    1. Smith AP. Student workload, wellbeing and academic attainment. In International symposium on human mental workload: Models and applications 2019 Nov 14. p. 35-47. Springer, Cham. Available from: doi: 10.1007/978-3-030-32423-0_3
    2. Gusy B, Lesener T, Wolter C. Time Pressure and Health-Related Loss of Productivity in University Students: The Mediating Role of Exhaustion. Frontiers in public health. 2021;9. Available from: doi: 10.3389/fpubh.2021.653440
    3. Bachman L, Bachman C. Student perceptions of academic workload in architectural education. Journal of Architectural and Planning Research. 2006 Dec 1:271-304. Available from: http://www.jstor.org/stable/43030781.
    4. Jones E, Priestley M, Brewster L, Wilbraham SJ, Hughes G, Spanner L. Student wellbeing and assessment in higher education: the balancing act. Assessment & Evaluation in Higher Education. 2021 Apr 3;46(3):438-50. Available from: doi: 10.1080/02602938.2020.1782344
    5. Ambler T, Solomonides I, Smallridge A. Students’ experiences of a first‐year block model curriculum in higher education. The Curriculum Journal. 2021 May 14.
    6. McGregor I. How does Term-time Paid Work Affect Higher Education Students' Studies, and What can be Done to Minimise any Negative Effects? Journal of Perspectives in Applied Academic Practice. 2015 Sep 1;3(2).
    7. Bandura A. Self-efficacy: toward a unifying theory of behavioral change. Psychological review. 1977 Mar;84(2):191. Available from: doi: https://doi.org/10.1037/0033-295X.84.2.191 
    8. Dweck CS, Leggett EL. A social-cognitive approach to motivation and personality. Psychological review. 1988 Apr;95(2):256. Available from: doi: https://doi.org/10.1037/0033-295X.95.2.256 
    9. Smith AP. Cognitive fatigue and the well-being and academic attainment of university students. Journal of Education, Society and Behavioral Science. 2018 Feb 12. Available from: doi: 10.9734/JESBS/2018/39529
    10. Curcio G, Ferrara M, De Gennaro L. Sleep loss, learning capacity and academic performance. Sleep medicine reviews. 2006 Oct 1;10(5):323-37.

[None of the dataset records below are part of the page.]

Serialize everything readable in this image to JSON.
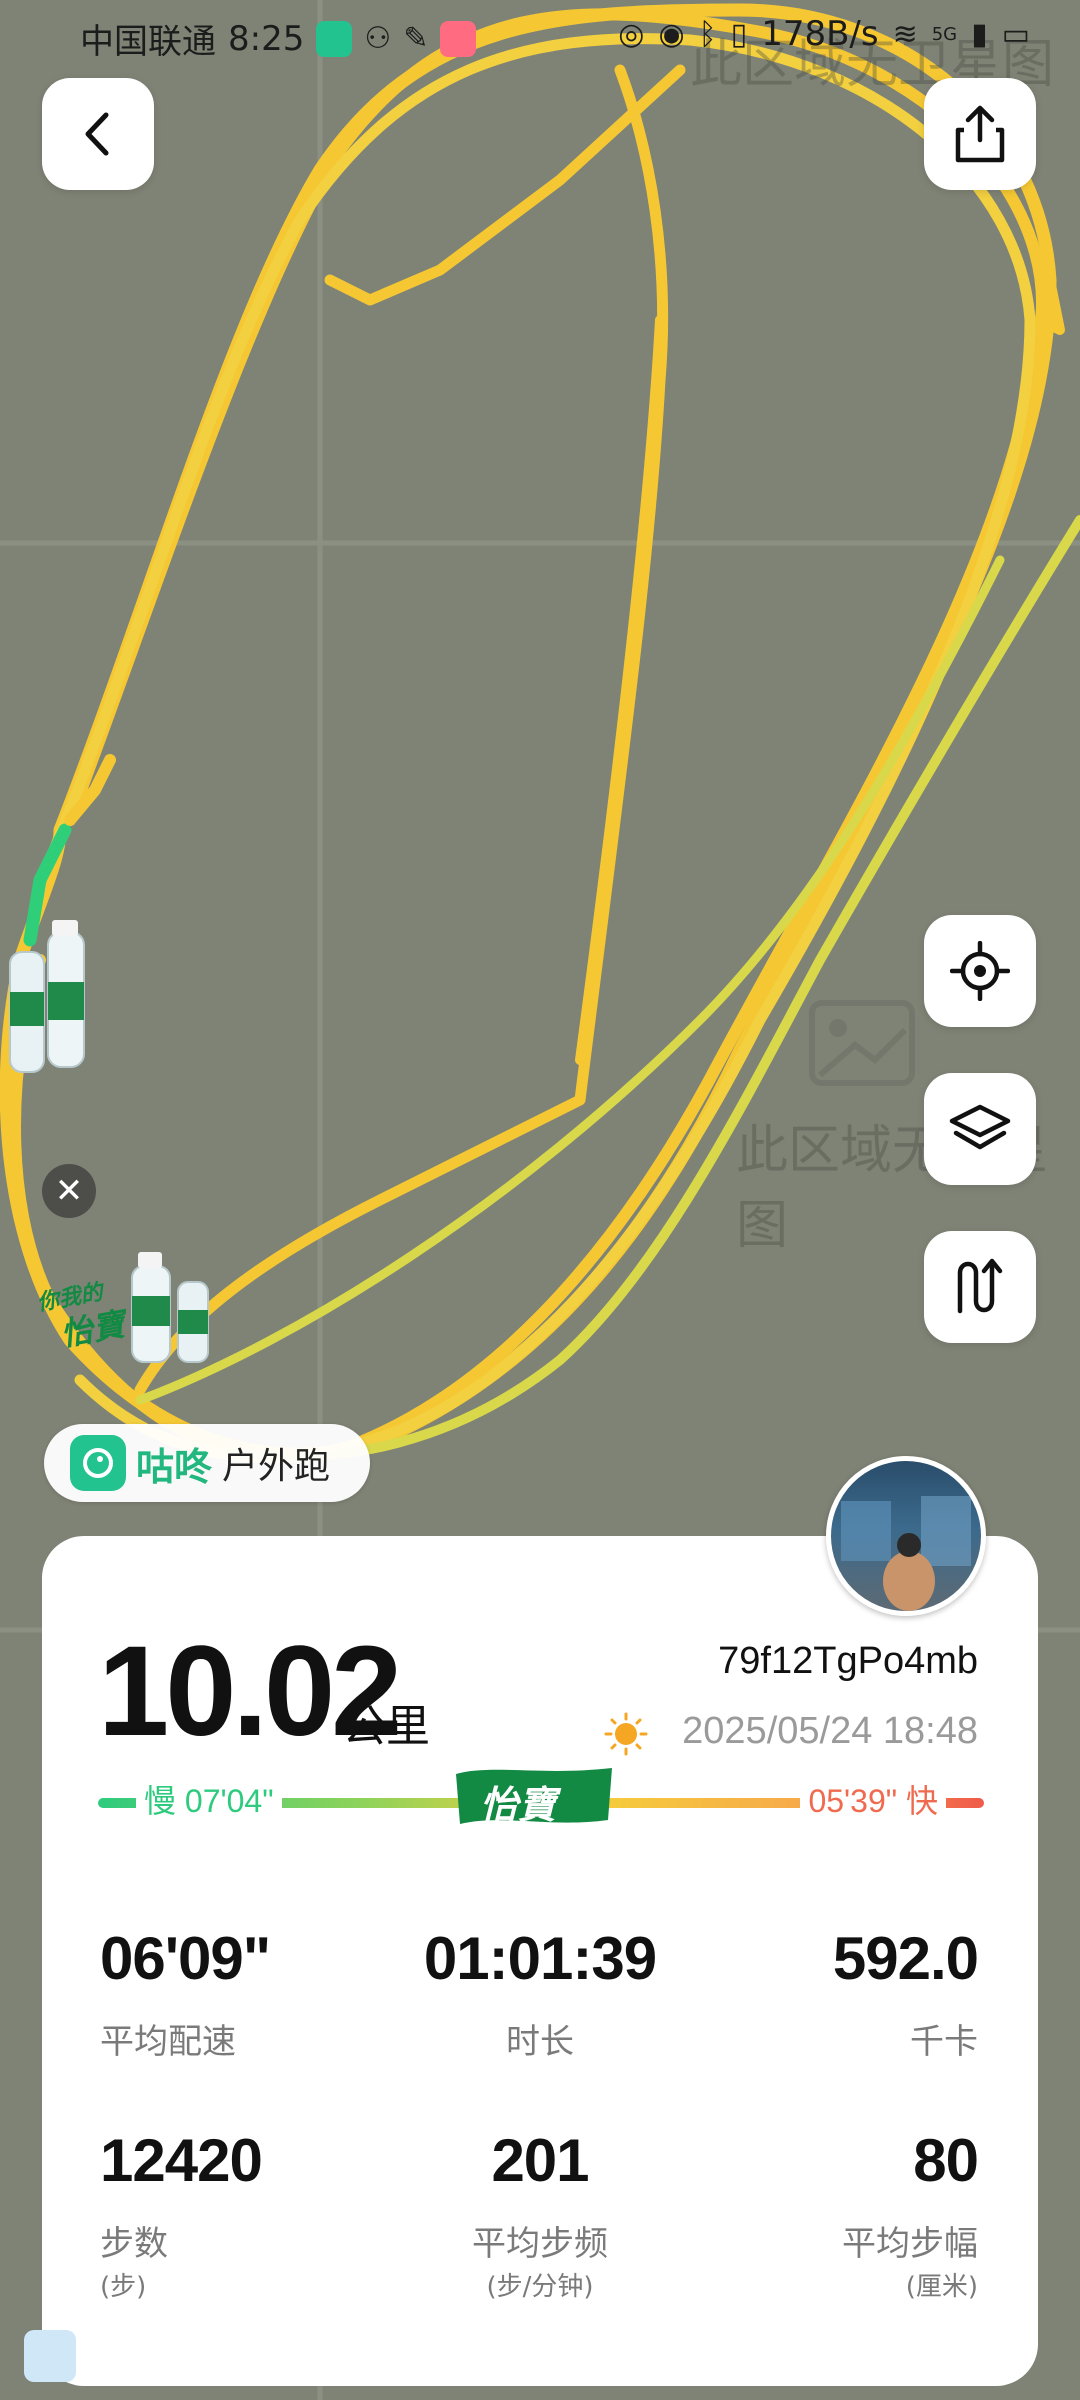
{
  "status_bar": {
    "carrier": "中国联通",
    "time": "8:25",
    "net_speed": "178B/s",
    "net_type": "5G"
  },
  "map": {
    "watermark_text": "此区域无卫星图",
    "brand_stamp_top": "你我的",
    "brand_stamp_bottom": "怡寶",
    "colors": {
      "route_main": "#f5c833",
      "route_alt": "#d9d84a",
      "route_start": "#2ecf78",
      "background": "#7f8375"
    }
  },
  "buttons": {
    "back_icon": "chevron-left-icon",
    "share_icon": "share-icon",
    "locate_icon": "locate-icon",
    "layers_icon": "layers-icon",
    "route_icon": "route-icon",
    "close_icon": "close-icon"
  },
  "app_badge": {
    "name": "咕咚",
    "activity": "户外跑"
  },
  "summary": {
    "distance": "10.02",
    "distance_unit": "公里",
    "user_id": "79f12TgPo4mb",
    "datetime": "2025/05/24 18:48"
  },
  "pace_legend": {
    "slow": "慢 07'04\"",
    "fast": "05'39\" 快",
    "brand": "怡寶"
  },
  "stats": [
    {
      "value": "06'09\"",
      "label": "平均配速",
      "sub": ""
    },
    {
      "value": "01:01:39",
      "label": "时长",
      "sub": ""
    },
    {
      "value": "592.0",
      "label": "千卡",
      "sub": ""
    },
    {
      "value": "12420",
      "label": "步数",
      "sub": "(步)"
    },
    {
      "value": "201",
      "label": "平均步频",
      "sub": "(步/分钟)"
    },
    {
      "value": "80",
      "label": "平均步幅",
      "sub": "(厘米)"
    }
  ]
}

    11. Sweller J. Cognitive load during problem solving: Effects on learning. Cognitive science. 1988 Apr 1;12(2):257-85. Available from: doi: https://doi.org/10.1207/s15516709cog1202_4